▸ **EXERCISE GOAL**
Pull from the data below each line where the word "this" occurs, and copy it.

▸ **DATA FOR PROCESSING**
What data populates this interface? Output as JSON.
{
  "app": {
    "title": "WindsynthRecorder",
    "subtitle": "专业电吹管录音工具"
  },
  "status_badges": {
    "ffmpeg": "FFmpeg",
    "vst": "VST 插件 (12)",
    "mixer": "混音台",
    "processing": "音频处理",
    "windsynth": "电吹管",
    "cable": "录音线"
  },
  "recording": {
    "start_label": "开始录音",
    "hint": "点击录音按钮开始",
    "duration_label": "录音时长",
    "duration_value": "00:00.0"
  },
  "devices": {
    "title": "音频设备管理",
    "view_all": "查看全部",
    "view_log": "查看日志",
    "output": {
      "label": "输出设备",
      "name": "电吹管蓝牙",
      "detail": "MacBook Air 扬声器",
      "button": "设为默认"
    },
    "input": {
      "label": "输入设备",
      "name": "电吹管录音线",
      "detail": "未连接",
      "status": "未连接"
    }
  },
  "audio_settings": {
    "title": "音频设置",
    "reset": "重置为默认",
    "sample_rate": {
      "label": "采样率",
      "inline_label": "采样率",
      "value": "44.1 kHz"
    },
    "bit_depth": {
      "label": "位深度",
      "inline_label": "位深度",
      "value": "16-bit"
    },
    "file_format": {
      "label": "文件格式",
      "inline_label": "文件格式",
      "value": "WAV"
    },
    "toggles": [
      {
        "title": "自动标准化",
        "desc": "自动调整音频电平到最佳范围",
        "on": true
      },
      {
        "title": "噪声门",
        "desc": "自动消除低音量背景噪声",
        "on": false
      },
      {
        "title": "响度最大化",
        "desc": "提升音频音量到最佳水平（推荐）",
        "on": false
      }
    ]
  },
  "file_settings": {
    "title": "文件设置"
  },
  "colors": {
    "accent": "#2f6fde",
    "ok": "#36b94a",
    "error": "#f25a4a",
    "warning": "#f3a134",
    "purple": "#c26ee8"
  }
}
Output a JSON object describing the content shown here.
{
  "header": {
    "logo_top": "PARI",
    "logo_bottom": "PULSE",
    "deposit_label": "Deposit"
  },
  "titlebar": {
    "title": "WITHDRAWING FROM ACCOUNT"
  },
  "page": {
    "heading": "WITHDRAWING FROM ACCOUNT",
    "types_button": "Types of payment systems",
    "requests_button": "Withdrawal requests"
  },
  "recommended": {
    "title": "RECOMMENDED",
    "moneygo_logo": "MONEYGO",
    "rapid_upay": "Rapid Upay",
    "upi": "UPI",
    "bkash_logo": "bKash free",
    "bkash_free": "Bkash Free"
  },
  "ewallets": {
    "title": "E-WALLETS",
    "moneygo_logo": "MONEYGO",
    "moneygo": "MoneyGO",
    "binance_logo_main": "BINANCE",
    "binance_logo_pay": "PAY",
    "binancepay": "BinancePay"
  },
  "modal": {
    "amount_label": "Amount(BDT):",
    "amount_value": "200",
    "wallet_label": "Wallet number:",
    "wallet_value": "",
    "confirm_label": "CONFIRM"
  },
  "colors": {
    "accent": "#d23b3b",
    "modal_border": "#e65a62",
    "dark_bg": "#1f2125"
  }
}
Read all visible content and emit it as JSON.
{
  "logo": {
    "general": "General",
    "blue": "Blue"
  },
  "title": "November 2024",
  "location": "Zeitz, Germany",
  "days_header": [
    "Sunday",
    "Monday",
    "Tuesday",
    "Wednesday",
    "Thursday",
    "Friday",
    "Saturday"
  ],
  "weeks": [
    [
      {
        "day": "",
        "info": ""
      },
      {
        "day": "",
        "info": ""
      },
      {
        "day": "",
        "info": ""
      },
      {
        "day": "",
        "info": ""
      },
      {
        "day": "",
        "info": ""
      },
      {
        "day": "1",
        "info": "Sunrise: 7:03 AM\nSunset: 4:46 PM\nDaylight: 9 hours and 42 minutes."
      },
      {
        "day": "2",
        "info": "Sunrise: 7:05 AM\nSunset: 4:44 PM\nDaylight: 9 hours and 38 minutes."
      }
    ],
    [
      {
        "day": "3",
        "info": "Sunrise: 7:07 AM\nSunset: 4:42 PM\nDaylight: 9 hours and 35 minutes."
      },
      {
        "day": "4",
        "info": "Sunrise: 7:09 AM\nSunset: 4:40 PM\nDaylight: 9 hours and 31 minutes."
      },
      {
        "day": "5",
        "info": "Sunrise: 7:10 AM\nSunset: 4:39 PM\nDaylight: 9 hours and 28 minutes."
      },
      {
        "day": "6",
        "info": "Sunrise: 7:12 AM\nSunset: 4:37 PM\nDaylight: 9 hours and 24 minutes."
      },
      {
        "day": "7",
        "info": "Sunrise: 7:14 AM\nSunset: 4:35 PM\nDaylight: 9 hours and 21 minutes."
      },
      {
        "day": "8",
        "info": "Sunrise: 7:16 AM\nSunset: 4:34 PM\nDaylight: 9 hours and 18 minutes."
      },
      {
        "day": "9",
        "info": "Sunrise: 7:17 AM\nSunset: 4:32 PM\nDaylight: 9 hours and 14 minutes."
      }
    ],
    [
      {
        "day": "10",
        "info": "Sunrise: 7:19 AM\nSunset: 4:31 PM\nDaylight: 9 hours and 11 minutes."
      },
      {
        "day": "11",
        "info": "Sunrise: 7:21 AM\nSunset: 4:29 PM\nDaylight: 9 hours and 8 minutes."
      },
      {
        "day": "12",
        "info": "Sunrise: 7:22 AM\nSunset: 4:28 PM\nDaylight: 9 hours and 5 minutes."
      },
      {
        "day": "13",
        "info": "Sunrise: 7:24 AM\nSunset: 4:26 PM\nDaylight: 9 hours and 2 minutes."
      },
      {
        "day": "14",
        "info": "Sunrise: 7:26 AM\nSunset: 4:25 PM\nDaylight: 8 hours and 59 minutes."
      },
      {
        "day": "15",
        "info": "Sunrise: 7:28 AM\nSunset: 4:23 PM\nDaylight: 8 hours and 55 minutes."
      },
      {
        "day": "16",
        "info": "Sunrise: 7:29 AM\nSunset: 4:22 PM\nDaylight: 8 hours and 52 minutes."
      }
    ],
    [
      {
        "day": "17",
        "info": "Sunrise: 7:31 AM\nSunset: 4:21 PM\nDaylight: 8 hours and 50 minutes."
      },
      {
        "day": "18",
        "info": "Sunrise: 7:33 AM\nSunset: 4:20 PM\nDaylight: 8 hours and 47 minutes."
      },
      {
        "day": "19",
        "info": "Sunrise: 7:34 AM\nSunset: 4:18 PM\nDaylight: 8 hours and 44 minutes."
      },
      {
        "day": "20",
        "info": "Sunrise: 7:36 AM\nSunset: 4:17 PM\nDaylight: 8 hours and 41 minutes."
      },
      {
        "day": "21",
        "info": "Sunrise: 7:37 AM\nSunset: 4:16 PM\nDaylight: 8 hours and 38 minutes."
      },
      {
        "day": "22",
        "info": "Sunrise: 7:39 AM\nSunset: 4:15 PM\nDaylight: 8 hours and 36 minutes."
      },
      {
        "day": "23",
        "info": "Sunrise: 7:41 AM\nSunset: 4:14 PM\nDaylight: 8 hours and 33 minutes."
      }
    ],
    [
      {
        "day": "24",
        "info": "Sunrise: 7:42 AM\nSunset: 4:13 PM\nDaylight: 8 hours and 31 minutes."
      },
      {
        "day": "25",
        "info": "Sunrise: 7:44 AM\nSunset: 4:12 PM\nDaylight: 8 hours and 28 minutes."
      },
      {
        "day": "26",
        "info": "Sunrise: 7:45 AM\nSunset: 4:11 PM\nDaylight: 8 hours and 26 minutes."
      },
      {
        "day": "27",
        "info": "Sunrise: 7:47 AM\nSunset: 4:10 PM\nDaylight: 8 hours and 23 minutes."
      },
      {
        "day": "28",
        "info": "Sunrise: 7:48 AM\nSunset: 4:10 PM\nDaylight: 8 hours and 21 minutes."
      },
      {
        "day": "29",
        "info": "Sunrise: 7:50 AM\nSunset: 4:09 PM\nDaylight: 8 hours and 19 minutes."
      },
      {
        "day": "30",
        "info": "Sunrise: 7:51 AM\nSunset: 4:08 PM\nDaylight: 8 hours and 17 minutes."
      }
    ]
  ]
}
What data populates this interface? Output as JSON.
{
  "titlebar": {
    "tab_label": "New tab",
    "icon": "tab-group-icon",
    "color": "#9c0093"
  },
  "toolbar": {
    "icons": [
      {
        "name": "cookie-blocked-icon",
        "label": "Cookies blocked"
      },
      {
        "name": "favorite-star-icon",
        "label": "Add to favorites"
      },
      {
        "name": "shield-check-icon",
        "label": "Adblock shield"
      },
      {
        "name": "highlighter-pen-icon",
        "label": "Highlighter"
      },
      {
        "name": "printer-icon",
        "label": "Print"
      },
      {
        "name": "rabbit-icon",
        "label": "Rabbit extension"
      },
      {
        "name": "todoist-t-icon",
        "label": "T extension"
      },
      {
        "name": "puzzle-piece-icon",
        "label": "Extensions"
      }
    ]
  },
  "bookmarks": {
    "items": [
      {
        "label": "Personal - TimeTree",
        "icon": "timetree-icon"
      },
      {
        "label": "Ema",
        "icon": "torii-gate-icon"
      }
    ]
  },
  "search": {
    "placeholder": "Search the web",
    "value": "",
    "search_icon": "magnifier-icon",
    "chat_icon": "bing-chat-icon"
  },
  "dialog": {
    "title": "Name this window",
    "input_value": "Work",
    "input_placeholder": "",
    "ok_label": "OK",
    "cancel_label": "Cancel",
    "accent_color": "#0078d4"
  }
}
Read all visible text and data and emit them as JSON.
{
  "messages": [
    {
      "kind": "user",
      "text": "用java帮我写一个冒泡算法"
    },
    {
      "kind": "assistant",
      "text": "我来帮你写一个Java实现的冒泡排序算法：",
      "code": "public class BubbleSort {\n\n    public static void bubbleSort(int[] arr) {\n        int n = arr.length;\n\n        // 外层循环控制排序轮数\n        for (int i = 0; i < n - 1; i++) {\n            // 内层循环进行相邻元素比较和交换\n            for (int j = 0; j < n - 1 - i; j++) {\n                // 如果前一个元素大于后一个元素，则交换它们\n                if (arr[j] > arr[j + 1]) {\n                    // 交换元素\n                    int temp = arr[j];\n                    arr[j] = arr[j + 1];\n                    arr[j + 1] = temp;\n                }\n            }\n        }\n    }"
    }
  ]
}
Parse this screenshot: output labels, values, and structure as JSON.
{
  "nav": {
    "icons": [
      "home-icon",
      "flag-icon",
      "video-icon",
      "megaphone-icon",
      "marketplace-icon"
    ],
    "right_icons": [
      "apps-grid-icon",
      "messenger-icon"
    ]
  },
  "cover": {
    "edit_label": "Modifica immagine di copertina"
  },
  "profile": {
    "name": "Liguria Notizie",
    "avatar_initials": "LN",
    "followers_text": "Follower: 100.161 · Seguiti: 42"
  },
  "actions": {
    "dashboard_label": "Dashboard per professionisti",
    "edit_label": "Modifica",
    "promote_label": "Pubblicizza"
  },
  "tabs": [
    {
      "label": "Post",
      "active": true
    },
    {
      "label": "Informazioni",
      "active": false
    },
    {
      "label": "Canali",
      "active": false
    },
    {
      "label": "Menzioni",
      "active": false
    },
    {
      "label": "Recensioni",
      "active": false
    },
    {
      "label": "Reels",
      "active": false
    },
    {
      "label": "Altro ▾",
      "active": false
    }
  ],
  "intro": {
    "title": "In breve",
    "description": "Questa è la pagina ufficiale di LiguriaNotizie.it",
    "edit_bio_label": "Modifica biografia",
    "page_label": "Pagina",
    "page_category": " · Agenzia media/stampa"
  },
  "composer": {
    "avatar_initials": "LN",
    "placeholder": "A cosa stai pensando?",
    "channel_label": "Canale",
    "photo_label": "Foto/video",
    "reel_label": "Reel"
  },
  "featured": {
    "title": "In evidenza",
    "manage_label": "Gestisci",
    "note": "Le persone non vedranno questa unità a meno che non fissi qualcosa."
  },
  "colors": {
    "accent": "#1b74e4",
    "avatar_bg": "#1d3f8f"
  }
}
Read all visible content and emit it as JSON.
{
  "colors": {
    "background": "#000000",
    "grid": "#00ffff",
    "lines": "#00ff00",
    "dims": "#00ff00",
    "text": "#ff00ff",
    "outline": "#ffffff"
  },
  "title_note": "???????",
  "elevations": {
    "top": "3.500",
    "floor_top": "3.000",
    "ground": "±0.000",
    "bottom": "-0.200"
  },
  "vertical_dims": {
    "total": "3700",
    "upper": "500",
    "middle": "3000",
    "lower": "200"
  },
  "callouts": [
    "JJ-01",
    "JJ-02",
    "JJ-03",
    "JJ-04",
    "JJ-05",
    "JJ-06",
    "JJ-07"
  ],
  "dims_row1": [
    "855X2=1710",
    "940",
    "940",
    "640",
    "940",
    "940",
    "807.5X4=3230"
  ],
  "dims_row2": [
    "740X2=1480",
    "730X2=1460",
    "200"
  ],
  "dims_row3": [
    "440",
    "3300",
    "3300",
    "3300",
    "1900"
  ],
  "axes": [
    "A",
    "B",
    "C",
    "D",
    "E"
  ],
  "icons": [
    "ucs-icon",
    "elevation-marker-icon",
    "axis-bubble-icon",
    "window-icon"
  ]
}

▸ **RESPONSE TO THE TASK**
What data populates this interface? Output as JSON.
What data populates this interface? Output as JSON.
    "title": "Name this window",
Parse this screenshot: output labels, values, and structure as JSON.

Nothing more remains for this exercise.